When talking value, it would have been ideal to get every like models from every mfgr, and compare them against each other at their respective prices. Obviously, I can't do that. What I can say, is that both scopes are vastly superior to the 20-60x80 Skyline that I paid roughly $350 for in 2008. With the 65 at $600, and the 85 at $800, I feel like I'm getting far more for the $ than I did with the Skyline. And I was perfectly happy with the Skyline. Now, I just see what I've been missing.
I could lament that these scopes are made in China. Of course, I'd be doing it on a computer made in China. Or on a phone made in China. I believe one's gotta spend well north of $1K to even find a spotter not
made in China, and that only gets you over to Japan. Add another $1,500+ if you want one from Europe. And if you want a US made one? I guess you'll have to build your own. In the end, I was replacing a Chinese spotter, so it is what it is.
I view these things more in terms of WHO I'm buying. In this case, I'm buying the CameraLand staff. Let's face it - Doug stands to lose a lot if we all start call-out threads here about the crappy optics he foisted on us. And he's buying the Athlon staff.

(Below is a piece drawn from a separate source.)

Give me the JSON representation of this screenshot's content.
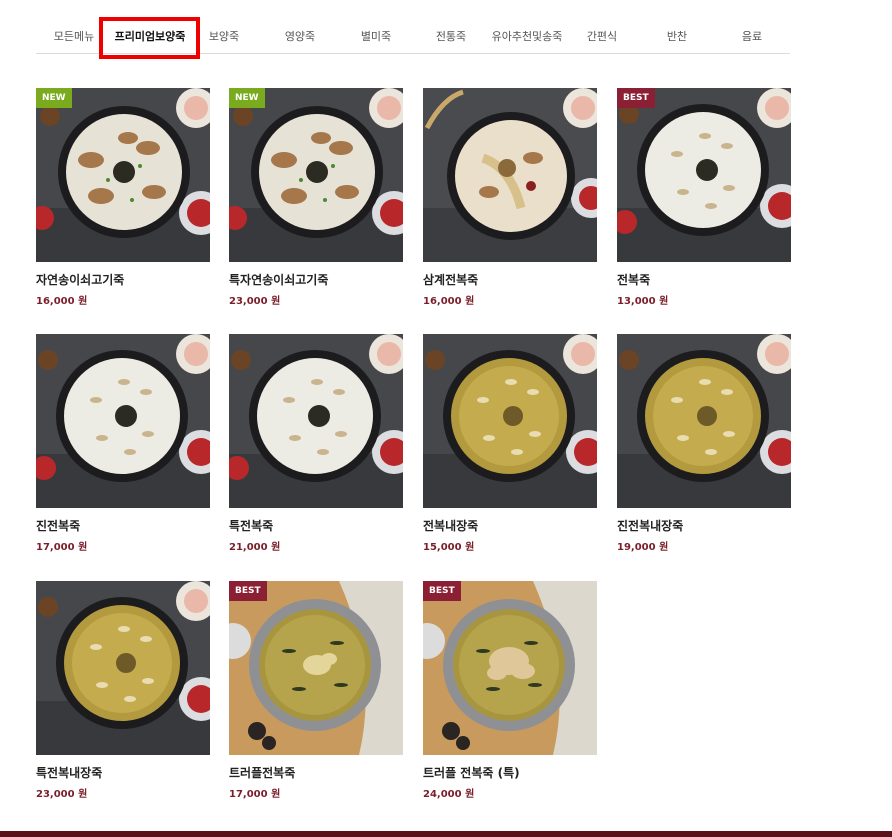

If he's taking the risk to stock their stuff & promote it, he's putting a couple generations of family business on the line.
The Athlon literature claims they're based in Lenexa, KS, so perhaps some of our Greater KC members can go demand an office tour, & check 'em out. Maybe you can get 'em to take you out for BBQ after.
Finally, I'll be keeping the 65, and returning the 85. (I mean, I'll return it after I throw it off the roof a dozen times for drop testing...
* It does what I want it to do at the range
* It's far smaller and much lighter
* It maintained its brightness better through its magnification range
* It has better lens caps
* It's $200 less
IMHO, the 65 really is a "wow" product.